|We know this image was “taken by Sam Clore, Druggist, Warsaw, KY., in the recent disastrous flood when it reached 80 feet. The picture was taken in front [now the back] of the court house, the building on the left is the Gallatin County Deposit Bank. The building on the right was the Wm. Craig Furniture and Tin shop some years ago, afterwards a moving picture house, discontinued some years ago. The submerged building toward the Ohio River is the two story brick, diagonally opposite the Argonne (Lindell) Hotel. Looking down this street (Main Cross) can be seen the Indiana hills.”|
|Coast Guard boats tied up
at High Street and Second
|1937 Flood, we assume
on Sparta Pike.
|Warsaw in the
|Note the old Bogardus
Furniture Factory at the
top of the image.
1937 Flood in Warsaw
Betty (left) and Ruth Dickerson, at the 1937 flood
Betty's at Main Cross and High Street; not sure where Ruth's standing
Thanks to Dale Samuel for these two
3rd Street, and the old Baptist Church
Ferry Landing with Ferry, 1937
The 1937 Flood covered Sparta Pike, south of Warsaw
You're looking south on Sparta Pike, near Bea Scott Street.
Just west of Warsaw
We think of it as Melanie Bledsoe's home. Around 1970, Zack Bledsoe told us that on a hot
day the heat would still bring out the high water marks on the bricks, from the '37 flood.
In any flood, water is of course very destructive, but it will recede.
The problem is that when it does, there's mud. Which turns to dust.
|Believed to be the Mylor house, still standing
of this writing, vacant, on Diuguid property, on
the north side of U. S. 42 and a bit east of the
Gallatin Steel. 1937 Flood.
Seven Pines, from the River
|This boring picture explains a lot. You're looking west on US 42 in the '37 Flood, but that background tower is where many of the photo's below were taken, and how we know where they were. The tower belonged to an airport that used to be southwest of Warsaw - more of a glorified landing strip than what's normally thought of as an airport today. (But they had big expectations at one time) However, there was a government sponsored, war related effort to have a mail line between Louisville and Lunken, in Cincinnati. Warsaw is on an absolute straight line between the two. (their map's here) There was also an airstrip in Edgewood, and at Beacon Light just east of Beaverlick on US 42. (That's why they called it Beacon Light - because of the light on the tower to guide aircraft.)|

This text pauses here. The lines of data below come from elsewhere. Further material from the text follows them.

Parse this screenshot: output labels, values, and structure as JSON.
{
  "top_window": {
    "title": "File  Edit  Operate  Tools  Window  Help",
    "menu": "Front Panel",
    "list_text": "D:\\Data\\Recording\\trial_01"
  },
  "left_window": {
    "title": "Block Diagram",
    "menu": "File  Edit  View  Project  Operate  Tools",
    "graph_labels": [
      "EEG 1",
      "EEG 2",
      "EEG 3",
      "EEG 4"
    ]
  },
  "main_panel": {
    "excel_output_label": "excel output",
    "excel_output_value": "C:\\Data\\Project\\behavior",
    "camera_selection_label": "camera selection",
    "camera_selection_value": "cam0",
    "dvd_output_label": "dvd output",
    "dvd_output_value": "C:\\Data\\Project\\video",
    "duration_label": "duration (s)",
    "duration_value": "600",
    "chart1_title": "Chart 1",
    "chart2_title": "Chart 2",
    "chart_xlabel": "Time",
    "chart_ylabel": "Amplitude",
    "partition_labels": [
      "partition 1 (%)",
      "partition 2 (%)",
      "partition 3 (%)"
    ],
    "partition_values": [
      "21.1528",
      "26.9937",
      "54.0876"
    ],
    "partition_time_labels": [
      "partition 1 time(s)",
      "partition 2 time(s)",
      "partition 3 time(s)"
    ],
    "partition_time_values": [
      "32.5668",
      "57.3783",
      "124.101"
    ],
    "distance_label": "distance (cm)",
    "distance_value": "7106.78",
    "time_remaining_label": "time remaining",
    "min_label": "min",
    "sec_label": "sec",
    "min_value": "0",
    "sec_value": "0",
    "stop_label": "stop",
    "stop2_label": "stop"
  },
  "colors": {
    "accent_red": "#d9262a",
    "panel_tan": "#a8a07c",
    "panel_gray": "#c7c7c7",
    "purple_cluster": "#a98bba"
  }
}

|West of Warsaw,
from the ground
|West of Warsaw,
from the airstrip
|1937 Flood, Looking West, toward Craig's Creek.
The flag in the foreground is at the entrance
to the old Warsaw airstrip.
|Another view from
the airstrip tower
|That's John Heier down by the skiff, and Pryor Perry in the black coat. Perry was in charge of the Red Cross relief commodities. The photo was taken by Alfa Osborne.|
At Main Cross
The roof in the distance - almost underwater - is a two story building, and at least two houses are floating.
That's W. R. Payne in the picture on the left. The building on the left is the old Gallatin
County Deposit Bank. The fenced-in area behind it is a tennis court.
David Webb sent me this information on the image on the left.
We believe this is 2nd Street, but that's a guess
We're pretty sure it's Warsaw & pretty sure it's 1937.
Beyond that, we're open to your thoughts.
How much greater was the '37 flood than its predecessors? Lots.
|A 1937 flood article says 31 Gallatin homes were washed downstream, here.||Dr. Carl Bogardus wrote this about the 1937 Flood. (pdf)|
|The Enquirer ran a story a week after the crest of the 1937 flood describing the effects along the river in Gallatin, Carroll and Trimble, which you can read here.|
Near the Carroll County line, 1964.
Bill Davis tells us that this one originally ran in Life Magazine - with the image reversed.
|Gex School, after the 1937 after the flood. It was located southwest of the corner of US 42 and T. Wilson Road at the eastern edge of the Gallatin Steel complex.
From a Facebook post by Bill Davis
|Florence , Indiana, 1937||Patriot, Indiana, 1937|
|Both from the Facebook page of the Switzerland County Historical Society|